He told that nationalism narrows the outlook and vision of the people.To him, the entire world is a state, the kingdom of God. With pride, breaking the narrow barrier of nationalism, one should be the citizen of this kingdom.
He wanted all human beings to be treated equally regardless of the nation to which they belonged. He did not want barriers between people even within the same nation—the barriers of caste, race, and religion.

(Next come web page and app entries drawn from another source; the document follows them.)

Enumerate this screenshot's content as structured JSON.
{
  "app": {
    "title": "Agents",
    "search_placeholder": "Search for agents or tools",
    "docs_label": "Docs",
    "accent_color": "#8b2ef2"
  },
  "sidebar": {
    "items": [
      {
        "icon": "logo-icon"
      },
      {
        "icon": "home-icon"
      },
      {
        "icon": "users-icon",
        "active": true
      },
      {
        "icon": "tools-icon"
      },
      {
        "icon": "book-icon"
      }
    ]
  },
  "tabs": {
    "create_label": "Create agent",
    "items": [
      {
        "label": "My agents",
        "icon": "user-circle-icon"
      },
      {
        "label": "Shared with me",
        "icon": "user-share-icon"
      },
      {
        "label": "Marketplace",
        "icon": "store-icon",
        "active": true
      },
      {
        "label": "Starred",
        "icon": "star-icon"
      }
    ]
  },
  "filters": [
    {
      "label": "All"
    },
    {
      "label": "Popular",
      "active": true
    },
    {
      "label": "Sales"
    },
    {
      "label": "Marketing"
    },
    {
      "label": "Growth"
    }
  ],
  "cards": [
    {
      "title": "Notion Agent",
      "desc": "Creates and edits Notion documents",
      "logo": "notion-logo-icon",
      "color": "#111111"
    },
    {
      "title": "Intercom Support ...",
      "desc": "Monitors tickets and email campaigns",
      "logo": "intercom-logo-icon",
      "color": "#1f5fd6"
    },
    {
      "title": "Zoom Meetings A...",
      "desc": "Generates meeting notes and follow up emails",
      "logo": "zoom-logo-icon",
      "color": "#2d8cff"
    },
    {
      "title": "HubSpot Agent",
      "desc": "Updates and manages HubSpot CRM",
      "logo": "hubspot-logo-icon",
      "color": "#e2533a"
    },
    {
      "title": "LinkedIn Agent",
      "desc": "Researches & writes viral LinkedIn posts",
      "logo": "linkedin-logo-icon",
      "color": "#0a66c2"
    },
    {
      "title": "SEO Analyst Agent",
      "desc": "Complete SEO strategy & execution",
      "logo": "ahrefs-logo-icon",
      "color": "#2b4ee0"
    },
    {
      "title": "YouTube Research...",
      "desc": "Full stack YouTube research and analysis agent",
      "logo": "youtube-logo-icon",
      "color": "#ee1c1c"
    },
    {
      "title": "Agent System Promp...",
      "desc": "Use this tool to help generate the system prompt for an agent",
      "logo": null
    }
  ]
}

The ‘national movement’ revived the Indian pride in its past achievement in philosophy and religion, art and architecture, music and poetry. Pride in his own cultural traditions did not however blind Tagore to the moral and social degradation of his country which he directly experienced. Even in his eulogies of India he was remarkably free from the rhetoric of patriotism. He responded to European literature with a keen mind and great enthusiasm. He was fond of the Romantic and the Victorian poets, and Shakespeare, matched equally by his passionate love for Sanskrit literature. This catholicity of taste slowly evolved into his deep and pervasive sense of the ‘universal’ in thought and culture.
Union of East and West

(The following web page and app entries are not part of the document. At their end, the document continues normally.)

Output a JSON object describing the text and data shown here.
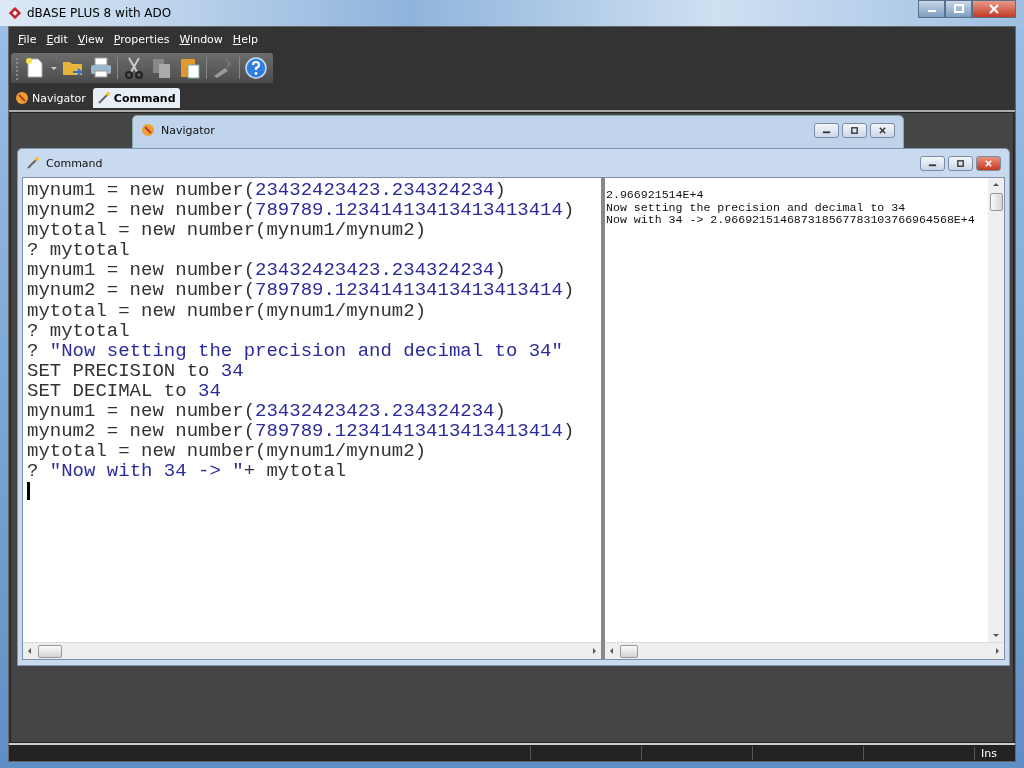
{
  "window": {
    "title": "dBASE PLUS 8 with ADO"
  },
  "menu": [
    {
      "label": "File"
    },
    {
      "label": "Edit"
    },
    {
      "label": "View"
    },
    {
      "label": "Properties"
    },
    {
      "label": "Window"
    },
    {
      "label": "Help"
    }
  ],
  "tabs": [
    {
      "label": "Navigator",
      "kind": "navigator",
      "selected": false
    },
    {
      "label": "Command",
      "kind": "command",
      "selected": true
    }
  ],
  "navigator_window": {
    "title": "Navigator"
  },
  "command_window": {
    "title": "Command",
    "code_lines": [
      [
        {
          "kind": "plain",
          "text": "mynum1 = new number("
        },
        {
          "kind": "literal",
          "text": "23432423423.234324234"
        },
        {
          "kind": "plain",
          "text": ")"
        }
      ],
      [
        {
          "kind": "plain",
          "text": "mynum2 = new number("
        },
        {
          "kind": "literal",
          "text": "789789.12341413413413413414"
        },
        {
          "kind": "plain",
          "text": ")"
        }
      ],
      [
        {
          "kind": "plain",
          "text": "mytotal = new number(mynum1/mynum2)"
        }
      ],
      [
        {
          "kind": "plain",
          "text": "? mytotal"
        }
      ],
      [
        {
          "kind": "plain",
          "text": "mynum1 = new number("
        },
        {
          "kind": "literal",
          "text": "23432423423.234324234"
        },
        {
          "kind": "plain",
          "text": ")"
        }
      ],
      [
        {
          "kind": "plain",
          "text": "mynum2 = new number("
        },
        {
          "kind": "literal",
          "text": "789789.12341413413413413414"
        },
        {
          "kind": "plain",
          "text": ")"
        }
      ],
      [
        {
          "kind": "plain",
          "text": "mytotal = new number(mynum1/mynum2)"
        }
      ],
      [
        {
          "kind": "plain",
          "text": "? mytotal"
        }
      ],
      [
        {
          "kind": "plain",
          "text": "? "
        },
        {
          "kind": "literal",
          "text": "\"Now setting the precision and decimal to 34\""
        }
      ],
      [
        {
          "kind": "plain",
          "text": "SET PRECISION to "
        },
        {
          "kind": "literal",
          "text": "34"
        }
      ],
      [
        {
          "kind": "plain",
          "text": "SET DECIMAL to "
        },
        {
          "kind": "literal",
          "text": "34"
        }
      ],
      [
        {
          "kind": "plain",
          "text": "mynum1 = new number("
        },
        {
          "kind": "literal",
          "text": "23432423423.234324234"
        },
        {
          "kind": "plain",
          "text": ")"
        }
      ],
      [
        {
          "kind": "plain",
          "text": "mynum2 = new number("
        },
        {
          "kind": "literal",
          "text": "789789.12341413413413413414"
        },
        {
          "kind": "plain",
          "text": ")"
        }
      ],
      [
        {
          "kind": "plain",
          "text": "mytotal = new number(mynum1/mynum2)"
        }
      ],
      [
        {
          "kind": "plain",
          "text": "? "
        },
        {
          "kind": "literal",
          "text": "\"Now with 34 -> \""
        },
        {
          "kind": "plain",
          "text": "+ mytotal"
        }
      ]
    ],
    "output_lines": [
      "2.966921514E+4",
      "Now setting the precision and decimal to 34",
      "Now with 34 -> 2.966921514687318567783103766964568E+4"
    ]
  },
  "status_bar": {
    "mode": "Ins"
  }
}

Tagore remained a pioneer of the intellectual union of East and West. He believed that despite the West’s ruthless politics, there was no absence of martyrs in the West who sacrificed their lives for the wrongs done by their governments. That is how he sought to turn people’s minds towards the ideal of the spiritual unity of man. He wrote, ‘In India what is needed is the broad mind which is not afraid of accepting truth from all sources’.
Unity of nations
In his words, any nation which takes an isolated view of its own country will run counter to the spirit of the new Age. This will create antagonism among them selves as had happened in the past (in case of two world wars). The anxiety that each country has for its own safety must embrace the welfare of the world.
His catholic internationalism is best expressed by the fact that he had composed the national anthems for three nations: India, Bangladesh and Sri Lanka (only inspired).
Tagore’s national anthem for India, ‘jana gana mana adhinayaka’ (1911) invokes the goal of a larger humanity and indicates Tagore’s nationalism based on catholic internationalism and universal humanity.
Views on education
His view on education indicates his catholic approach when he says: “To accept the truth of our own age it will be necessary to establish a new education on the basis, not of nationalism, but of a wider relationship of humanity.”
He opened up his Santiniketan school to those who believed in East and West alike, in peace and goodwill, without distinction of caste and creed and away from nationalist politics. He argued that the lessons of the First World War proved that ‘tomorrow’s history’ must begin with a chapter on ‘internationalism’ and that education must be in harmony with the times. He transformed Santiniketan into a world university to which scholars from the East and West were invited to meet and study each other’s cultures. He named this university ‘Visva-Bharati’.
He distanced himself as much from the colonialist historiography as he did from a Hindu nationalist view of the past. He pointed out how ‘India’ or ‘national’ tended to be identified with ‘Hindu’ which he argued was limited to only one historical aspect of India. He wrote that his country’s social civilization was founded on an adjustment of races, to acknowledge real differences between them, and yet to seek some basis of unity.